Late in June, a new music streaming service launched in a hundred countries. By the end of the year, it had acquired 10 million paying subscribers, giving it nearly half the market share of sector leader Spotify, which itself took six years to reach the 10 million mark. Had this been a start-up, it would have been widely applauded. But it was hardly a start up. It was the world’s largest company (unless the Saudis sell Aramco...), Apple.
Like Einsteinian physics, success is relative. There are a billion iOS users worldwide, all of whom have easy access to Apple Music via iTunes, but according to the FT only 1% of them are subscribing to Apple Music. The US monthly rate of $9.99 (£6.75) meanwhile would suggest annual global revenues from the service of about $1.2bn – trivial compared to the $234bn Apple raked in last year.
When you also consider that the service seems to have lost a million subscribers since its three month free trial expired, it hardly seems like much for CEO Tim Cook to write home about. (Then again, it probably beats writing about the 19% drop in Apple’s share price since early December...)
This would be to miss the point, however. Apple Music was never going to revolutionise Apple as a business or suddenly convert all iPhone users to streaming, which is hardly new in tech terms. Launching it, however, will likely prove to have been a smart decision.
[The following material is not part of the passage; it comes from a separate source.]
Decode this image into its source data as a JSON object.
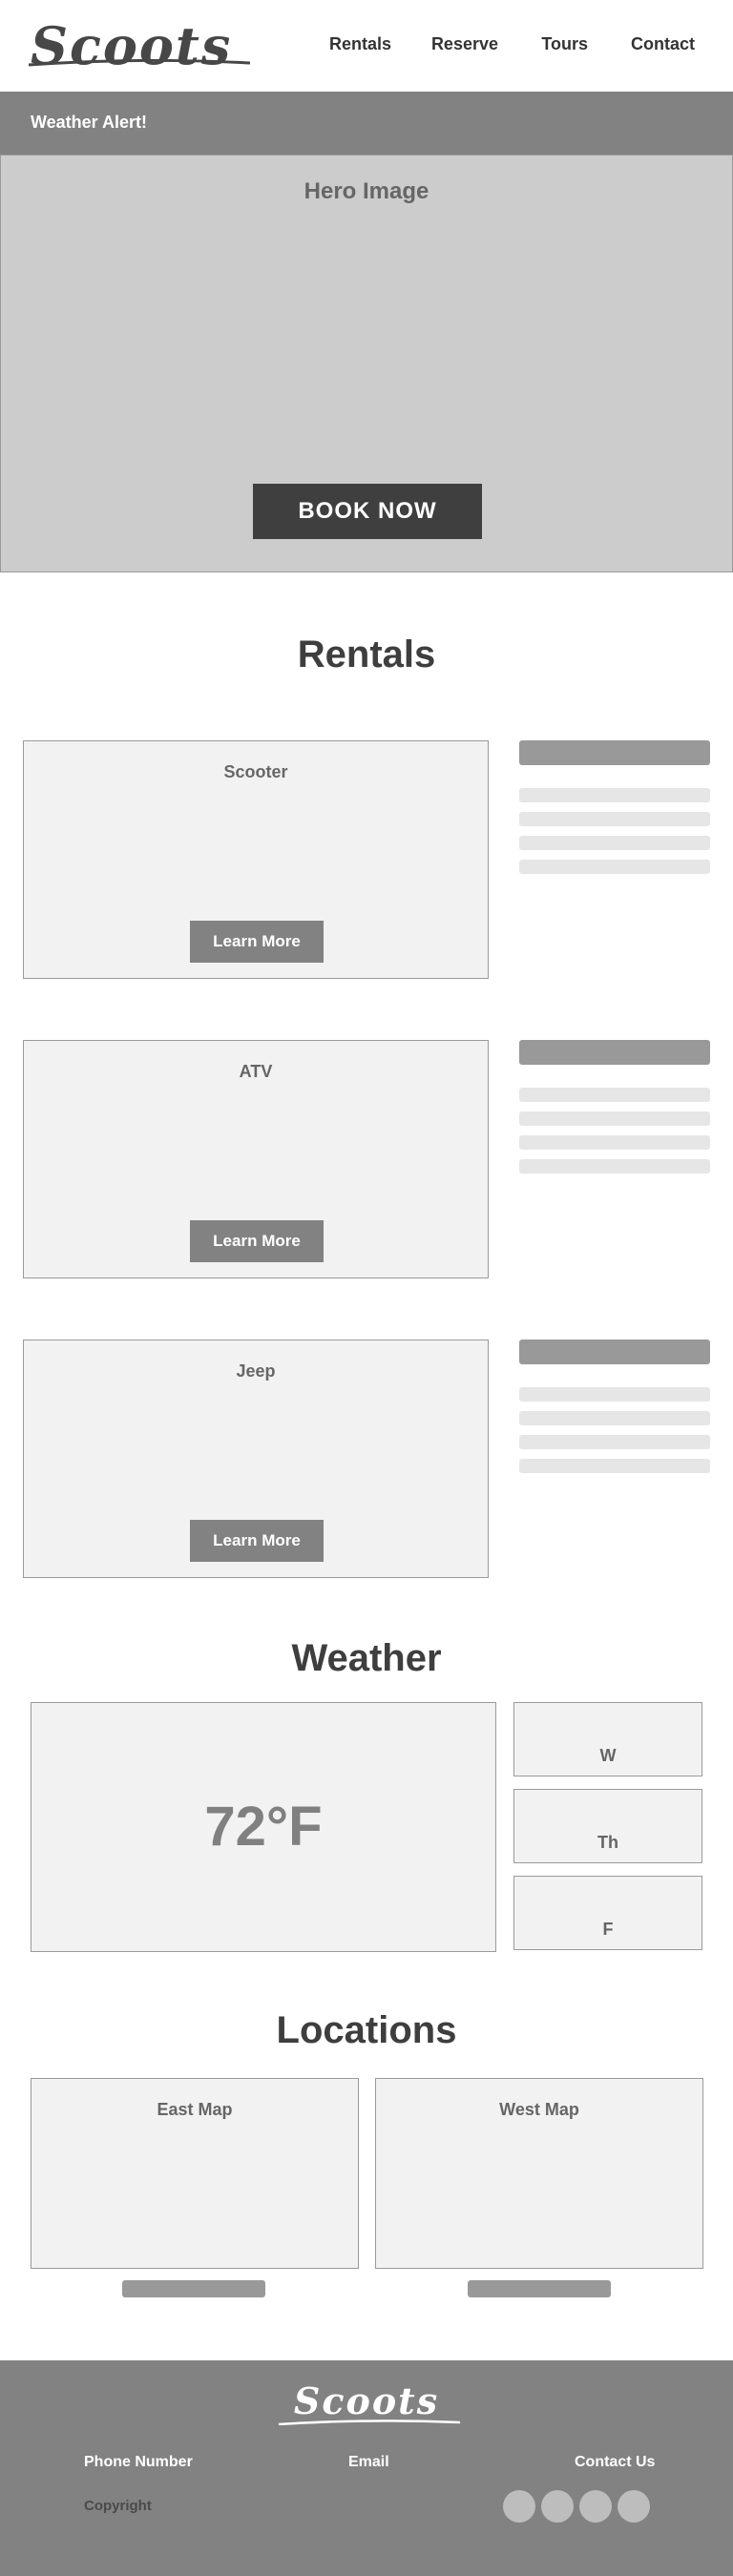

Apple is the dominant player in the dominant sector of music sales, downloads. But that sector is declining – by as much as 12% a year for individual tracks in the US according to Nielsen – as streaming becomes more and more popular. At a stroke, Apple has become one of the major players in that sector too (ahead of more established rivals Deezer and Tidal, which have 6.3 million and 1 million subscribers respectively), with a decent chance of taking the lead.
What is more, this is something it was able to achieve without too much cost or taking too much risk - it already had the necessary relationships with the music studios and platform to reach the customers, and the cost of paying artists for its three month free trial (thank you Taylor Swift) will hardly have eaten into Apple’s $200bn cash pile.
Apple may seem extraordinarily strong now, but looking to the future it is heavily dependent on the continued popularity of the iPhone. Projects like music or indeed smart watches may seem minor in comparison, but sticking its sleek aluminium fingers in a few more pies can’t be a bad idea – unless it’s content to bet the whole bakery every couple of years on a single product. Its streaming service may thus be a modest success so far, but it's the kind Apple needs.